Hot-button issues including gun rights and counter-terrorism will be on the docket when the US Supreme Court, including newest member Sonia Sotomayor, begins a new term on Monday.
The nation's highest court, whose decisions deeply affect US policy, will also go to work amid growing speculation over the possible departure of a judge.
The nine justices have agreed to examine 55 cases this term. They will soon decide whether to add to that roster an appeal brought by Guantanamo Bay detainees who have been cleared for release and are seeking resettlement in the United States.
Another sensitive case likely to be taken up by the court is President Barack Obama's request to block the release of photos showing detainee abuse at the hands of US personnel in Iraq and Afghanistan, despite a court order demanding the images be made public.
The justices have already agreed to take on a case that involves defining the parameters of the term "material support to terrorism," a charge that has been leveled in recent years in dozens of cases to obtain some 60 convictions.
It has become an important tool for prosecutors because it is such a broad term.
But its use is contested by a rights group on behalf of an organization that has worked on conflict resolution and human rights issues with members of the Kurdistan Workers Party (PKK) and the Liberation Tigers of Tamil Eelam (LTTE).
Whatever decision the court makes, it will affect dozens of detainees at Guantanamo who have had the charge leveled against them.
The court will also revisit the Second Amendment right to bear arms, after having affirmed the constitutional right for Americans to own weapons, including hand guns, for self-defense in a five-to-four ruling in June 2008.
Since then, cities like Chicago and Washington, which had totally banned such weapons, have resisted the ruling, arguing that the Supreme Court had not clearly ruled that the principle applied to local laws and states.
Gun rights activist groups against Chicago seeking to overturn the handgun ban filed the appeal and other gun registration elements, which the groups say, have impeded gun ownership.
The justices will also decide whether minors can be sentenced to life in prison without parole for crimes other than murder, with some 100 prisoners in this situation in the United States.
The case in question involves two Florida prisoners, who were sentenced to life in prison without the possibility of parole at ages 13 and 16 for rape and burglary.
In a case with international scope, the court will be asked to decide whether the immunity of former Somali prime minister Mohammed Ali Samatar can be lifted to allow him to be pursued for alleged torture and murder carried out in the 1980s.
Other issues on the docket include questions over whether financial strategies or management principles can be patented, whether videos showing animal cruelty are illegal, and the legality of a two meter cross that stands in the middle of a desert.
The financial crisis has made its mark on the court's roster of cases as well.

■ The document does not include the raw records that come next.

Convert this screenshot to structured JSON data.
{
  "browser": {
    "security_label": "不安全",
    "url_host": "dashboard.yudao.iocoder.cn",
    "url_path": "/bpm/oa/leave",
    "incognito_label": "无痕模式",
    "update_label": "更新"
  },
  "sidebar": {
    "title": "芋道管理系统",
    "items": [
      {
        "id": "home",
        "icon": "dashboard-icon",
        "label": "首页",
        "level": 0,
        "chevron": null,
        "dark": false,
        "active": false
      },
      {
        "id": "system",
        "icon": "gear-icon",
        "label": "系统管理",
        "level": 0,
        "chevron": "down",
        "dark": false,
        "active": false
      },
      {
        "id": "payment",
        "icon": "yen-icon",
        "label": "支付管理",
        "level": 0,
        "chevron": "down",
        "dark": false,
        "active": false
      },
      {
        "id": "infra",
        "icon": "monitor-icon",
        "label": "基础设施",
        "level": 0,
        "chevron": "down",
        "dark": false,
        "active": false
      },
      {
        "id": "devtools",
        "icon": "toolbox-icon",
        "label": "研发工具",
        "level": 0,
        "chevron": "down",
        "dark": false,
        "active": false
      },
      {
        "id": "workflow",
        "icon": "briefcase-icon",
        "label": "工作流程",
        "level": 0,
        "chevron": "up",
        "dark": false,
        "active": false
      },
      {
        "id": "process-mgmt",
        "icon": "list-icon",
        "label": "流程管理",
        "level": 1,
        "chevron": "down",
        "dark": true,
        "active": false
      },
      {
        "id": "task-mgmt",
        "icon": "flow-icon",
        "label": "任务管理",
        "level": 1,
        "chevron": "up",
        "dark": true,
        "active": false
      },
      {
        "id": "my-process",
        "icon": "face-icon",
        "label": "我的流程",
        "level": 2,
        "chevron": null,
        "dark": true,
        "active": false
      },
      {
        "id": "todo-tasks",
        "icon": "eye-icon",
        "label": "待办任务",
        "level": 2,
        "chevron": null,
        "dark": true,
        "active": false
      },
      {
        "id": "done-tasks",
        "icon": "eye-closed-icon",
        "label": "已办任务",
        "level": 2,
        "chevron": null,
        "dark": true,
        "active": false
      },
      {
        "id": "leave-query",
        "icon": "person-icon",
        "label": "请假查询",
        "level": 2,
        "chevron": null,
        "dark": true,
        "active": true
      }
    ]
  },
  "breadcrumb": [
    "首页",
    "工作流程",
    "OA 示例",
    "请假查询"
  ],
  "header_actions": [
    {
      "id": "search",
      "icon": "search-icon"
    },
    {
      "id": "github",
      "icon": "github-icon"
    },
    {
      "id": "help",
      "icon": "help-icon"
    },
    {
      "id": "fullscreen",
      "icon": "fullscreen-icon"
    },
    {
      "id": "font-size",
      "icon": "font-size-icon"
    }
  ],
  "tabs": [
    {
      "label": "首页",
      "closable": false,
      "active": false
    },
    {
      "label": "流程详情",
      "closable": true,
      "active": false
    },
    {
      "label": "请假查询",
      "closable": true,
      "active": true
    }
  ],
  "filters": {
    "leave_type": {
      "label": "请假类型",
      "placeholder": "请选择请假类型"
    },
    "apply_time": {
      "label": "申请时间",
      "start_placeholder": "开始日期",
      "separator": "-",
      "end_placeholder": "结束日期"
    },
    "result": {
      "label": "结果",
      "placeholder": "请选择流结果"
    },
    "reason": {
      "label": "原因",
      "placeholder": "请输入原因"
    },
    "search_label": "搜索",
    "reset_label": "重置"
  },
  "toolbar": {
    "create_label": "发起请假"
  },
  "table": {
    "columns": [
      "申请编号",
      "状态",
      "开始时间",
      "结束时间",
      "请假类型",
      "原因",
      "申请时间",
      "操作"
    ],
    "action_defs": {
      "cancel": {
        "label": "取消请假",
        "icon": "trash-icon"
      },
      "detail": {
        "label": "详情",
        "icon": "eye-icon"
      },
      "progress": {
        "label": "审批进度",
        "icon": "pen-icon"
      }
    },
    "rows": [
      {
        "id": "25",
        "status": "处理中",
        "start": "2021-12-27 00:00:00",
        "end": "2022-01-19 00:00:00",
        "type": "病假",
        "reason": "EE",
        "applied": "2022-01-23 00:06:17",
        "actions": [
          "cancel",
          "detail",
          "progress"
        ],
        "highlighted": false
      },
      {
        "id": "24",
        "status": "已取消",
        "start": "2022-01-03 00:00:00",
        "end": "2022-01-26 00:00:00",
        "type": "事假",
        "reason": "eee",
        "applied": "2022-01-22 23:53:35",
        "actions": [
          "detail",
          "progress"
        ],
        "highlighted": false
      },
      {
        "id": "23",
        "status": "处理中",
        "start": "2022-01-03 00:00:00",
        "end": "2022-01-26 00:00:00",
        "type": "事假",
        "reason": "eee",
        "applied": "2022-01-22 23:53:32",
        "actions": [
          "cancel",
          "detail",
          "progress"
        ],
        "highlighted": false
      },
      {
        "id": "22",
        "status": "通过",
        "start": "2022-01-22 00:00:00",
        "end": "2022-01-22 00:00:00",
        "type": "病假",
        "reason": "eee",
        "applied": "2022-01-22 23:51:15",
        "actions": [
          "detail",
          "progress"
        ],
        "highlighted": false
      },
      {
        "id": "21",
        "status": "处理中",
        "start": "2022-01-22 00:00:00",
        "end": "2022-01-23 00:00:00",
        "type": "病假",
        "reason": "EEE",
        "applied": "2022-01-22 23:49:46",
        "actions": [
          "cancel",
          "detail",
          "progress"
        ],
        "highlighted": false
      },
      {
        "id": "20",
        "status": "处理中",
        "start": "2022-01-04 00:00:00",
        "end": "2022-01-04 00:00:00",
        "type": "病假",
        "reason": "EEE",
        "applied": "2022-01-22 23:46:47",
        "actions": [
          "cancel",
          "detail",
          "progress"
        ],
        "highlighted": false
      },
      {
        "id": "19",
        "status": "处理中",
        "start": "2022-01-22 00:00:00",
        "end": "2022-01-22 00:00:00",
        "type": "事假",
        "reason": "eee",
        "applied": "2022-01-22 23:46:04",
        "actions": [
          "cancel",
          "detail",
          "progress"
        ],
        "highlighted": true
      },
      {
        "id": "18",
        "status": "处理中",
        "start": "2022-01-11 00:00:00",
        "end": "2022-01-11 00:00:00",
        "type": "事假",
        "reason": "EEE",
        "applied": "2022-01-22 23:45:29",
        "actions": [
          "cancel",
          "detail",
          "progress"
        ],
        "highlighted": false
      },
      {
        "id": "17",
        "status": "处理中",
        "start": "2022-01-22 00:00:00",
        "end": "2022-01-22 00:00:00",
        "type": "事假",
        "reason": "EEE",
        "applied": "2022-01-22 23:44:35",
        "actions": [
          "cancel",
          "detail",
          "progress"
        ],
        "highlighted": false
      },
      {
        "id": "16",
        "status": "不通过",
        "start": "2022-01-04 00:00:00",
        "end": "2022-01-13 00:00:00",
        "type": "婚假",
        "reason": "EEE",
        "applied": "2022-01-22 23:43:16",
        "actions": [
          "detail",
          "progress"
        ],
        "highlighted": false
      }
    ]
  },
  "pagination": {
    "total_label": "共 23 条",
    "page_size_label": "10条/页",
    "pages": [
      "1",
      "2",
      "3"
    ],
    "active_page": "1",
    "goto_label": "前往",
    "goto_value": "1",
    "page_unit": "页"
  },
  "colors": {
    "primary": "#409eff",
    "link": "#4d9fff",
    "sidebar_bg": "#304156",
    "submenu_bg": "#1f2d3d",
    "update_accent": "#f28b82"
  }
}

The justices will decide whether shareholders in an investment fund have the right to limit fees paid to outside consultants.

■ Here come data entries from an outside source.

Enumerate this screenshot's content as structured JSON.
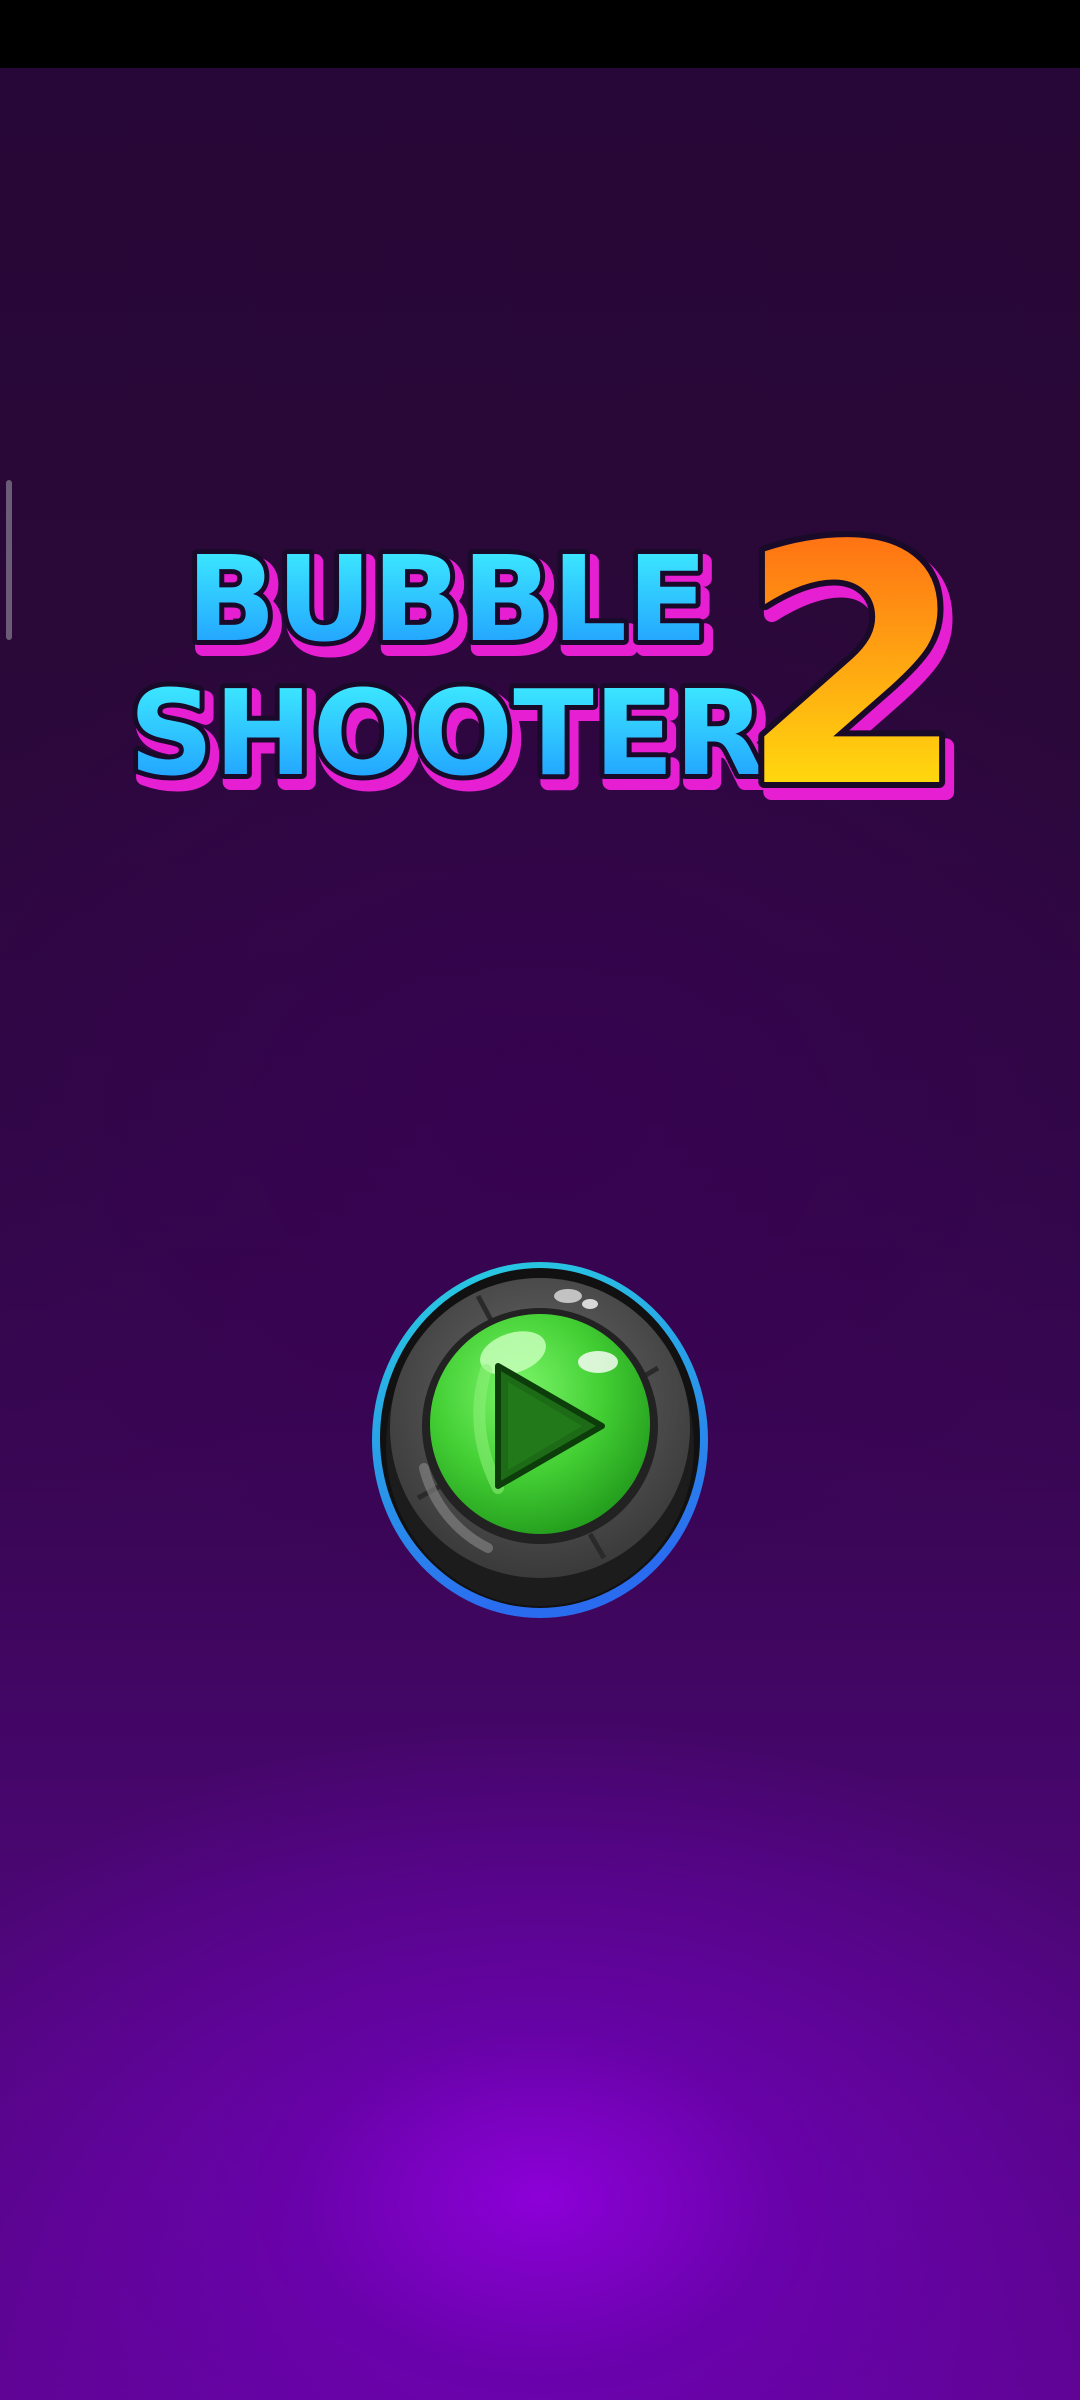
{
  "game": {
    "title_line1": "BUBBLE",
    "title_line2": "SHOOTER",
    "title_number": "2",
    "play_button_icon": "play-icon"
  },
  "colors": {
    "title_cyan_top": "#3ff2ff",
    "title_cyan_bottom": "#1e9bff",
    "title_outline_magenta": "#e61fd3",
    "number_orange": "#ff6a12",
    "number_yellow": "#fffb0a",
    "play_green": "#4bd83a",
    "play_ring_cyan": "#27d3e0",
    "play_ring_blue": "#2a6cf0",
    "bg_top": "#270737",
    "bg_bottom_glow": "#8a00d6"
  }
}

The composition of the court has already changed once this year with the confirmation of Sotomayor -- the first Hispanic justice on the Supreme Court.
An atypical court nominee, Sotomayor was born to Puerto Rican parents, raised in New York's hardscrabble Bronx neighborhood, and worked her way up despite suffering childhood diabetes.

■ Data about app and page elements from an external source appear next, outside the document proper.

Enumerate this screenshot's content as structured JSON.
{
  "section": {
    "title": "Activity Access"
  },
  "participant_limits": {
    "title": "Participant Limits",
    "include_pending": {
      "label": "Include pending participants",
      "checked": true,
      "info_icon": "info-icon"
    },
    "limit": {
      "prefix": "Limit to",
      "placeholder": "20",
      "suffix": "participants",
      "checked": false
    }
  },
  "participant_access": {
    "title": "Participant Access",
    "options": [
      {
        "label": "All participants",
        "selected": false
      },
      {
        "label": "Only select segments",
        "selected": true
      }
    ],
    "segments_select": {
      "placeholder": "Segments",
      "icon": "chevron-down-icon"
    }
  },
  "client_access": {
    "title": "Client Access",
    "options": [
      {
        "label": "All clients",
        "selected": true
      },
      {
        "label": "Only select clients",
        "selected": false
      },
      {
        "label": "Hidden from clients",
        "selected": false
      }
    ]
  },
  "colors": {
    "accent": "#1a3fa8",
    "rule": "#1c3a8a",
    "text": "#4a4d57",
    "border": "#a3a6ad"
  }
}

But as she begins her new job, all eyes and ears will be on Justice John-Paul Stevens, the doyen of the institution.
Named to court in 1975 by former president Gerald Ford, the 89-year-old is the head of the liberal wing of the court. But his decision to hire only one clerk for the fall 2010 term has touched off speculation that he is planning to retire, though there has been no official announcement.
Even if Stevens does announce his retirement, the opportunity for Obama to pick his second Supreme Court justice is not likely to change the composition of the court, which has four liberal-leaning members, four conservative-leaning, and Anthony Kennedy -- the court's swing vote.